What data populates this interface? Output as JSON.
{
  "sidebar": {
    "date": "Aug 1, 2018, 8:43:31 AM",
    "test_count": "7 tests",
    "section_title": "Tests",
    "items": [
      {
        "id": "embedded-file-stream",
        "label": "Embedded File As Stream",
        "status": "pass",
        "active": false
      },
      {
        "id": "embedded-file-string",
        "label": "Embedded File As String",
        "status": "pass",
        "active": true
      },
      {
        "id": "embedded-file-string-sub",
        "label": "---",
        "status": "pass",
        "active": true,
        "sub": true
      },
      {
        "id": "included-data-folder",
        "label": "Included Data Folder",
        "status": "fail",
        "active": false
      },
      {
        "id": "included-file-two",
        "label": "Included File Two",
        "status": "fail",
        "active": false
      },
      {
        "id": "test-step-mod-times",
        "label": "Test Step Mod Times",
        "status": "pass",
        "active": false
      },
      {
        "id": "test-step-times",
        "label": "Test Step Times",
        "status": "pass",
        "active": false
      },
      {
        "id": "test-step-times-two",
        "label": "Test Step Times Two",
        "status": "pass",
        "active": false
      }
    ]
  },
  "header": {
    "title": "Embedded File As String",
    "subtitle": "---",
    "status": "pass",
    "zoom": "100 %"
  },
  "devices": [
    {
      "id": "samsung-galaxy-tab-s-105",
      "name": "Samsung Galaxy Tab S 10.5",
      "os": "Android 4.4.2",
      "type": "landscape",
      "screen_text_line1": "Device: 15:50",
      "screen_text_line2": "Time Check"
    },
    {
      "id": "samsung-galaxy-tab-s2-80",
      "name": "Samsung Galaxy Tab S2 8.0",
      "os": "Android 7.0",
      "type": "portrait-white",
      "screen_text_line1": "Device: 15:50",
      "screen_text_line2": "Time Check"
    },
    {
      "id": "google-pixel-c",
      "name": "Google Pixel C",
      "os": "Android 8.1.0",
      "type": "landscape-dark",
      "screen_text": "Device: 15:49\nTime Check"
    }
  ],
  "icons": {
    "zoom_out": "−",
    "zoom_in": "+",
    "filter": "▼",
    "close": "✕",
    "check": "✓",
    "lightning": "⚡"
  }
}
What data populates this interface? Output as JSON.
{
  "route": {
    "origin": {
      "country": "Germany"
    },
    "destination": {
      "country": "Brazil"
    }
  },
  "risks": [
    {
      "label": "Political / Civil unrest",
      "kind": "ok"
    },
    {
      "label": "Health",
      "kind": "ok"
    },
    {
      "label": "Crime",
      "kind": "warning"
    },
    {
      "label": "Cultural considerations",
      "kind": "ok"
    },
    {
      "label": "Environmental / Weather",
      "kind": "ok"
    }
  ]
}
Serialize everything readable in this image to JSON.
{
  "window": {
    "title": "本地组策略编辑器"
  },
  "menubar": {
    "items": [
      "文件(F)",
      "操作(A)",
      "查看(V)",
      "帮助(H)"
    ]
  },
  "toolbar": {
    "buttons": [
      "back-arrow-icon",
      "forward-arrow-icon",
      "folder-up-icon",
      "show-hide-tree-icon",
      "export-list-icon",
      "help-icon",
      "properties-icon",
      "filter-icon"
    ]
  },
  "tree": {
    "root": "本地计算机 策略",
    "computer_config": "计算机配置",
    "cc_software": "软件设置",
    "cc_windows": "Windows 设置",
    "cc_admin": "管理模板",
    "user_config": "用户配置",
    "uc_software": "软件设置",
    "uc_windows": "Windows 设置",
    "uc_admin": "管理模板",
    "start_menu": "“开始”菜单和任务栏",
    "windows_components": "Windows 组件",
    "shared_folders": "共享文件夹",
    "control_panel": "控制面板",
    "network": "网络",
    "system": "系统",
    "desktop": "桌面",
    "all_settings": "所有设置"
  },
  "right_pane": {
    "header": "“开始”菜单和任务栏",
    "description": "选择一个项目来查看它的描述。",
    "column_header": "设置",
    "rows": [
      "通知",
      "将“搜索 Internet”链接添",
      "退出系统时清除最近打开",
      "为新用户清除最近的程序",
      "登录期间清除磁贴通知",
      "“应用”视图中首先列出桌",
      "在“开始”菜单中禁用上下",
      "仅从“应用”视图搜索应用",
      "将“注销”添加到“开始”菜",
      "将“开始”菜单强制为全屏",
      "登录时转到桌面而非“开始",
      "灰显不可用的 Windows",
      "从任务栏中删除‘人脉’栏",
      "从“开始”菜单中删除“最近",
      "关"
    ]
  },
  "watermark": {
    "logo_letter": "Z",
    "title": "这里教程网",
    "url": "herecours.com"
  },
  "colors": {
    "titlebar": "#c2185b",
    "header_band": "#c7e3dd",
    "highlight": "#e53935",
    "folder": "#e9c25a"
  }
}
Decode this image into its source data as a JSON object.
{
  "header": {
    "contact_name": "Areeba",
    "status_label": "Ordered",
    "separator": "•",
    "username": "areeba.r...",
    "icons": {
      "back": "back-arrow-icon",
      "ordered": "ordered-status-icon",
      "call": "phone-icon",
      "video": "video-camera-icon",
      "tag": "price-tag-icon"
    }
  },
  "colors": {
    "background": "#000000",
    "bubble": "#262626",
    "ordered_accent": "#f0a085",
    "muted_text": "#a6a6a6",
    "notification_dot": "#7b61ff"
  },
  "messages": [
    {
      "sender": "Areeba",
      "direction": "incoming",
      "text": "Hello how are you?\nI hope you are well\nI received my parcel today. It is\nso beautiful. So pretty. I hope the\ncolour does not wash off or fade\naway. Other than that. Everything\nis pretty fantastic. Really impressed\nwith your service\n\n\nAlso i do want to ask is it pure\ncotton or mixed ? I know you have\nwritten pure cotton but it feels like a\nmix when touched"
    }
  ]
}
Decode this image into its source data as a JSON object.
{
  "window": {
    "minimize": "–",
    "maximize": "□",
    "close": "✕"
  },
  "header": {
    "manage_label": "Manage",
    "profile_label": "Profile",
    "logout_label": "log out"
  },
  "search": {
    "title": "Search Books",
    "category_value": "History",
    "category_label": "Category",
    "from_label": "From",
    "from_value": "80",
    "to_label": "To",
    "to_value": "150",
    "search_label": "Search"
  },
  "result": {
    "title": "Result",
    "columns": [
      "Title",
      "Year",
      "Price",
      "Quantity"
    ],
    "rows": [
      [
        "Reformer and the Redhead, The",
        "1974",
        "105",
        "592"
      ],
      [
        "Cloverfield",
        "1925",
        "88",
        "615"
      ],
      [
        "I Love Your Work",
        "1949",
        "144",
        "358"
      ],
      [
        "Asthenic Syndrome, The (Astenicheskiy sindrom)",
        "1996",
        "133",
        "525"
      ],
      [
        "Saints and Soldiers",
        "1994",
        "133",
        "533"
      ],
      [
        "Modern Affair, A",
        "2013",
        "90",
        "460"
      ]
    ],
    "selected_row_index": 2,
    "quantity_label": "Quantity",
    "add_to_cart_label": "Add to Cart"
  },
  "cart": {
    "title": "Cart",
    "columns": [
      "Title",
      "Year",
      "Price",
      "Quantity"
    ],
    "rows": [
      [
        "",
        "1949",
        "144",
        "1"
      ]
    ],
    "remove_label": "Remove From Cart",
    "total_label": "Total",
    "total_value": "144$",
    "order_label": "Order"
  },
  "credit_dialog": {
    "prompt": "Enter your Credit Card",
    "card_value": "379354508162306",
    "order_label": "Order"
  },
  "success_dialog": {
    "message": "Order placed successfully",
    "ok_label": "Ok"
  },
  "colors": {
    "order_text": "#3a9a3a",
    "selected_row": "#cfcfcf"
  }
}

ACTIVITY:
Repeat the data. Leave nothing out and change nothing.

YOUR SOLUTION:
What data populates this interface? Output as JSON.
{
  "sidebar": {
    "date": "Aug 1, 2018, 8:43:31 AM",
    "test_count": "7 tests",
    "section_title": "Tests",
    "items": [
      {
        "id": "embedded-file-stream",
        "label": "Embedded File As Stream",
        "status": "pass",
        "active": false
      },
      {
        "id": "embedded-file-string",
        "label": "Embedded File As String",
        "status": "pass",
        "active": true
      },
      {
        "id": "embedded-file-string-sub",
        "label": "---",
        "status": "pass",
        "active": true,
        "sub": true
      },
      {
        "id": "included-data-folder",
        "label": "Included Data Folder",
        "status": "fail",
        "active": false
      },
      {
        "id": "included-file-two",
        "label": "Included File Two",
        "status": "fail",
        "active": false
      },
      {
        "id": "test-step-mod-times",
        "label": "Test Step Mod Times",
        "status": "pass",
        "active": false
      },
      {
        "id": "test-step-times",
        "label": "Test Step Times",
        "status": "pass",
        "active": false
      },
      {
        "id": "test-step-times-two",
        "label": "Test Step Times Two",
        "status": "pass",
        "active": false
      }
    ]
  },
  "header": {
    "title": "Embedded File As String",
    "subtitle": "---",
    "status": "pass",
    "zoom": "100 %"
  },
  "devices": [
    {
      "id": "samsung-galaxy-tab-s-105",
      "name": "Samsung Galaxy Tab S 10.5",
      "os": "Android 4.4.2",
      "type": "landscape",
      "screen_text_line1": "Device: 15:50",
      "screen_text_line2": "Time Check"
    },
    {
      "id": "samsung-galaxy-tab-s2-80",
      "name": "Samsung Galaxy Tab S2 8.0",
      "os": "Android 7.0",
      "type": "portrait-white",
      "screen_text_line1": "Device: 15:50",
      "screen_text_line2": "Time Check"
    },
    {
      "id": "google-pixel-c",
      "name": "Google Pixel C",
      "os": "Android 8.1.0",
      "type": "landscape-dark",
      "screen_text": "Device: 15:49\nTime Check"
    }
  ],
  "icons": {
    "zoom_out": "−",
    "zoom_in": "+",
    "filter": "▼",
    "close": "✕",
    "check": "✓",
    "lightning": "⚡"
  }
}
What data populates this interface? Output as JSON.
{
  "route": {
    "origin": {
      "country": "Germany"
    },
    "destination": {
      "country": "Brazil"
    }
  },
  "risks": [
    {
      "label": "Political / Civil unrest",
      "kind": "ok"
    },
    {
      "label": "Health",
      "kind": "ok"
    },
    {
      "label": "Crime",
      "kind": "warning"
    },
    {
      "label": "Cultural considerations",
      "kind": "ok"
    },
    {
      "label": "Environmental / Weather",
      "kind": "ok"
    }
  ]
}
Serialize everything readable in this image to JSON.
{
  "window": {
    "title": "本地组策略编辑器"
  },
  "menubar": {
    "items": [
      "文件(F)",
      "操作(A)",
      "查看(V)",
      "帮助(H)"
    ]
  },
  "toolbar": {
    "buttons": [
      "back-arrow-icon",
      "forward-arrow-icon",
      "folder-up-icon",
      "show-hide-tree-icon",
      "export-list-icon",
      "help-icon",
      "properties-icon",
      "filter-icon"
    ]
  },
  "tree": {
    "root": "本地计算机 策略",
    "computer_config": "计算机配置",
    "cc_software": "软件设置",
    "cc_windows": "Windows 设置",
    "cc_admin": "管理模板",
    "user_config": "用户配置",
    "uc_software": "软件设置",
    "uc_windows": "Windows 设置",
    "uc_admin": "管理模板",
    "start_menu": "“开始”菜单和任务栏",
    "windows_components": "Windows 组件",
    "shared_folders": "共享文件夹",
    "control_panel": "控制面板",
    "network": "网络",
    "system": "系统",
    "desktop": "桌面",
    "all_settings": "所有设置"
  },
  "right_pane": {
    "header": "“开始”菜单和任务栏",
    "description": "选择一个项目来查看它的描述。",
    "column_header": "设置",
    "rows": [
      "通知",
      "将“搜索 Internet”链接添",
      "退出系统时清除最近打开",
      "为新用户清除最近的程序",
      "登录期间清除磁贴通知",
      "“应用”视图中首先列出桌",
      "在“开始”菜单中禁用上下",
      "仅从“应用”视图搜索应用",
      "将“注销”添加到“开始”菜",
      "将“开始”菜单强制为全屏",
      "登录时转到桌面而非“开始",
      "灰显不可用的 Windows",
      "从任务栏中删除‘人脉’栏",
      "从“开始”菜单中删除“最近",
      "关"
    ]
  },
  "watermark": {
    "logo_letter": "Z",
    "title": "这里教程网",
    "url": "herecours.com"
  },
  "colors": {
    "titlebar": "#c2185b",
    "header_band": "#c7e3dd",
    "highlight": "#e53935",
    "folder": "#e9c25a"
  }
}
Decode this image into its source data as a JSON object.
{
  "header": {
    "contact_name": "Areeba",
    "status_label": "Ordered",
    "separator": "•",
    "username": "areeba.r...",
    "icons": {
      "back": "back-arrow-icon",
      "ordered": "ordered-status-icon",
      "call": "phone-icon",
      "video": "video-camera-icon",
      "tag": "price-tag-icon"
    }
  },
  "colors": {
    "background": "#000000",
    "bubble": "#262626",
    "ordered_accent": "#f0a085",
    "muted_text": "#a6a6a6",
    "notification_dot": "#7b61ff"
  },
  "messages": [
    {
      "sender": "Areeba",
      "direction": "incoming",
      "text": "Hello how are you?\nI hope you are well\nI received my parcel today. It is\nso beautiful. So pretty. I hope the\ncolour does not wash off or fade\naway. Other than that. Everything\nis pretty fantastic. Really impressed\nwith your service\n\n\nAlso i do want to ask is it pure\ncotton or mixed ? I know you have\nwritten pure cotton but it feels like a\nmix when touched"
    }
  ]
}
Decode this image into its source data as a JSON object.
{
  "window": {
    "minimize": "–",
    "maximize": "□",
    "close": "✕"
  },
  "header": {
    "manage_label": "Manage",
    "profile_label": "Profile",
    "logout_label": "log out"
  },
  "search": {
    "title": "Search Books",
    "category_value": "History",
    "category_label": "Category",
    "from_label": "From",
    "from_value": "80",
    "to_label": "To",
    "to_value": "150",
    "search_label": "Search"
  },
  "result": {
    "title": "Result",
    "columns": [
      "Title",
      "Year",
      "Price",
      "Quantity"
    ],
    "rows": [
      [
        "Reformer and the Redhead, The",
        "1974",
        "105",
        "592"
      ],
      [
        "Cloverfield",
        "1925",
        "88",
        "615"
      ],
      [
        "I Love Your Work",
        "1949",
        "144",
        "358"
      ],
      [
        "Asthenic Syndrome, The (Astenicheskiy sindrom)",
        "1996",
        "133",
        "525"
      ],
      [
        "Saints and Soldiers",
        "1994",
        "133",
        "533"
      ],
      [
        "Modern Affair, A",
        "2013",
        "90",
        "460"
      ]
    ],
    "selected_row_index": 2,
    "quantity_label": "Quantity",
    "add_to_cart_label": "Add to Cart"
  },
  "cart": {
    "title": "Cart",
    "columns": [
      "Title",
      "Year",
      "Price",
      "Quantity"
    ],
    "rows": [
      [
        "",
        "1949",
        "144",
        "1"
      ]
    ],
    "remove_label": "Remove From Cart",
    "total_label": "Total",
    "total_value": "144$",
    "order_label": "Order"
  },
  "credit_dialog": {
    "prompt": "Enter your Credit Card",
    "card_value": "379354508162306",
    "order_label": "Order"
  },
  "success_dialog": {
    "message": "Order placed successfully",
    "ok_label": "Ok"
  },
  "colors": {
    "order_text": "#3a9a3a",
    "selected_row": "#cfcfcf"
  }
}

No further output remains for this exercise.